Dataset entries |
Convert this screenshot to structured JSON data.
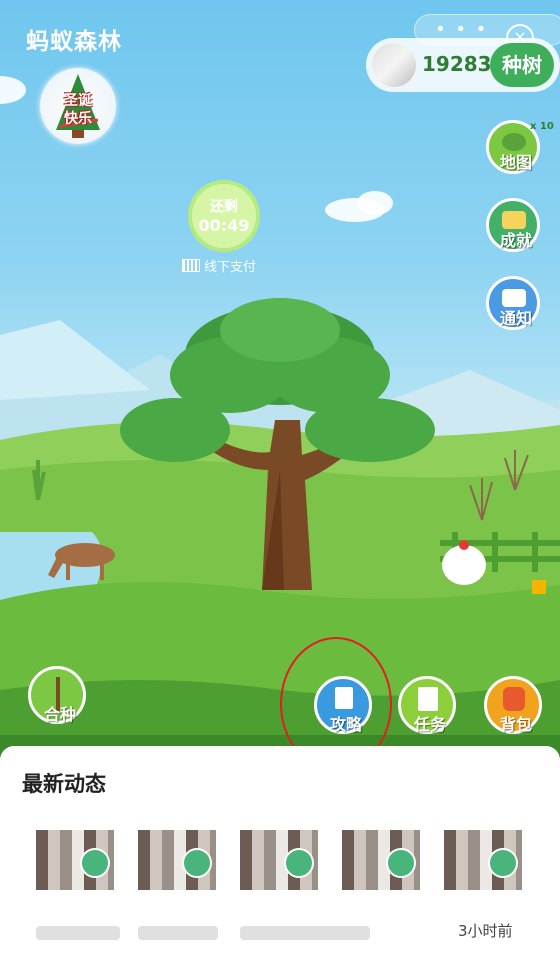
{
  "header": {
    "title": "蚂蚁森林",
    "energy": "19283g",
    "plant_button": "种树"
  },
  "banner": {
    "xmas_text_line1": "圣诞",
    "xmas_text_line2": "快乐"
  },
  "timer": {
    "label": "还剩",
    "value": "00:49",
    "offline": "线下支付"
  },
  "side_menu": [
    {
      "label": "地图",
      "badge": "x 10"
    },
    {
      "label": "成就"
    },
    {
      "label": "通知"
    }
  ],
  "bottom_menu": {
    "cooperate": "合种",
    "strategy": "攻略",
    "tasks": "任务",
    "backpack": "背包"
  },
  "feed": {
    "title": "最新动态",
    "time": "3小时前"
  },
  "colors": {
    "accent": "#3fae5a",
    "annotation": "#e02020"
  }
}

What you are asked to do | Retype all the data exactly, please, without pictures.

Solution for this exercise |
Convert this screenshot to structured JSON data.
{
  "header": {
    "title": "蚂蚁森林",
    "energy": "19283g",
    "plant_button": "种树"
  },
  "banner": {
    "xmas_text_line1": "圣诞",
    "xmas_text_line2": "快乐"
  },
  "timer": {
    "label": "还剩",
    "value": "00:49",
    "offline": "线下支付"
  },
  "side_menu": [
    {
      "label": "地图",
      "badge": "x 10"
    },
    {
      "label": "成就"
    },
    {
      "label": "通知"
    }
  ],
  "bottom_menu": {
    "cooperate": "合种",
    "strategy": "攻略",
    "tasks": "任务",
    "backpack": "背包"
  },
  "feed": {
    "title": "最新动态",
    "time": "3小时前"
  },
  "colors": {
    "accent": "#3fae5a",
    "annotation": "#e02020"
  }
}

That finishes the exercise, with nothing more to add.